§ **Exercise material**:
- - - - -
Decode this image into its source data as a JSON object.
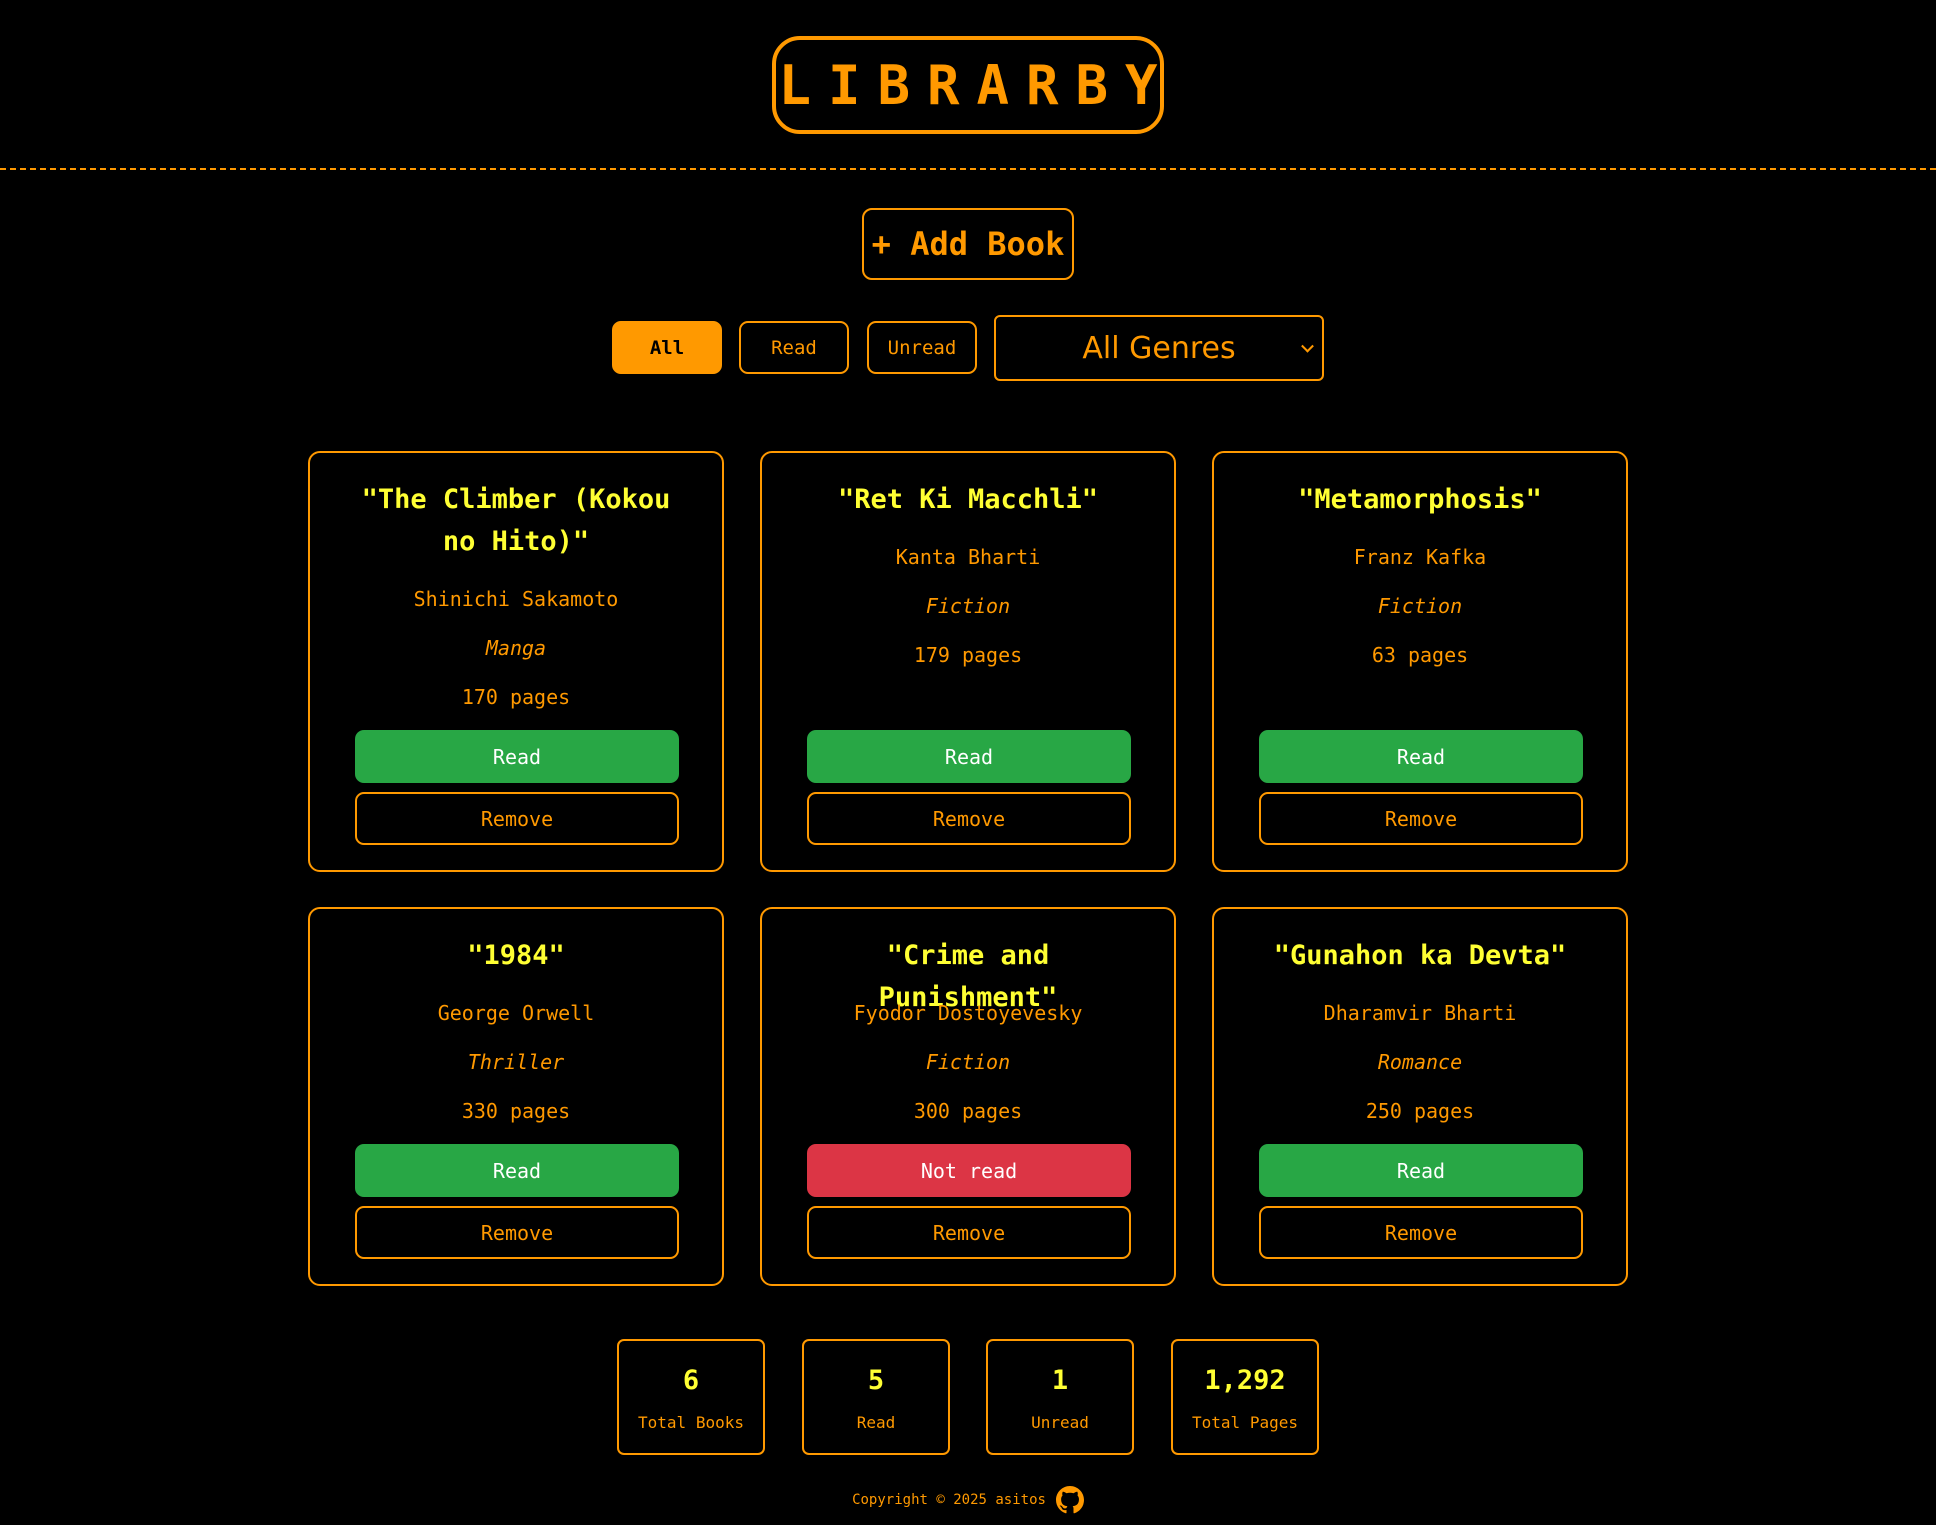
{
  "header": {
    "logo": "LIBRARBY"
  },
  "toolbar": {
    "add_book_label": "+ Add Book",
    "filters": [
      "All",
      "Read",
      "Unread"
    ],
    "active_filter": "All",
    "genre_select_value": "All Genres"
  },
  "books": [
    {
      "title": "\"The Climber (Kokou no Hito)\"",
      "author": "Shinichi Sakamoto",
      "genre": "Manga",
      "pages": "170 pages",
      "status": "Read",
      "remove": "Remove"
    },
    {
      "title": "\"Ret Ki Macchli\"",
      "author": "Kanta Bharti",
      "genre": "Fiction",
      "pages": "179 pages",
      "status": "Read",
      "remove": "Remove"
    },
    {
      "title": "\"Metamorphosis\"",
      "author": "Franz Kafka",
      "genre": "Fiction",
      "pages": "63 pages",
      "status": "Read",
      "remove": "Remove"
    },
    {
      "title": "\"1984\"",
      "author": "George Orwell",
      "genre": "Thriller",
      "pages": "330 pages",
      "status": "Read",
      "remove": "Remove"
    },
    {
      "title": "\"Crime and Punishment\"",
      "author": "Fyodor Dostoyevesky",
      "genre": "Fiction",
      "pages": "300 pages",
      "status": "Not read",
      "remove": "Remove"
    },
    {
      "title": "\"Gunahon ka Devta\"",
      "author": "Dharamvir Bharti",
      "genre": "Romance",
      "pages": "250 pages",
      "status": "Read",
      "remove": "Remove"
    }
  ],
  "stats": [
    {
      "value": "6",
      "label": "Total Books"
    },
    {
      "value": "5",
      "label": "Read"
    },
    {
      "value": "1",
      "label": "Unread"
    },
    {
      "value": "1,292",
      "label": "Total Pages"
    }
  ],
  "footer": {
    "copyright": "Copyright © 2025 asitos",
    "icon": "github-icon"
  },
  "colors": {
    "accent": "#ff9900",
    "title": "#ffff33",
    "read": "#28a745",
    "not_read": "#dc3545",
    "background": "#000000"
  }
}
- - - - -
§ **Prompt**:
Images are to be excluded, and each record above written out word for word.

§ **Your response**:
Decode this image into its source data as a JSON object.
{
  "header": {
    "logo": "LIBRARBY"
  },
  "toolbar": {
    "add_book_label": "+ Add Book",
    "filters": [
      "All",
      "Read",
      "Unread"
    ],
    "active_filter": "All",
    "genre_select_value": "All Genres"
  },
  "books": [
    {
      "title": "\"The Climber (Kokou no Hito)\"",
      "author": "Shinichi Sakamoto",
      "genre": "Manga",
      "pages": "170 pages",
      "status": "Read",
      "remove": "Remove"
    },
    {
      "title": "\"Ret Ki Macchli\"",
      "author": "Kanta Bharti",
      "genre": "Fiction",
      "pages": "179 pages",
      "status": "Read",
      "remove": "Remove"
    },
    {
      "title": "\"Metamorphosis\"",
      "author": "Franz Kafka",
      "genre": "Fiction",
      "pages": "63 pages",
      "status": "Read",
      "remove": "Remove"
    },
    {
      "title": "\"1984\"",
      "author": "George Orwell",
      "genre": "Thriller",
      "pages": "330 pages",
      "status": "Read",
      "remove": "Remove"
    },
    {
      "title": "\"Crime and Punishment\"",
      "author": "Fyodor Dostoyevesky",
      "genre": "Fiction",
      "pages": "300 pages",
      "status": "Not read",
      "remove": "Remove"
    },
    {
      "title": "\"Gunahon ka Devta\"",
      "author": "Dharamvir Bharti",
      "genre": "Romance",
      "pages": "250 pages",
      "status": "Read",
      "remove": "Remove"
    }
  ],
  "stats": [
    {
      "value": "6",
      "label": "Total Books"
    },
    {
      "value": "5",
      "label": "Read"
    },
    {
      "value": "1",
      "label": "Unread"
    },
    {
      "value": "1,292",
      "label": "Total Pages"
    }
  ],
  "footer": {
    "copyright": "Copyright © 2025 asitos",
    "icon": "github-icon"
  },
  "colors": {
    "accent": "#ff9900",
    "title": "#ffff33",
    "read": "#28a745",
    "not_read": "#dc3545",
    "background": "#000000"
  }
}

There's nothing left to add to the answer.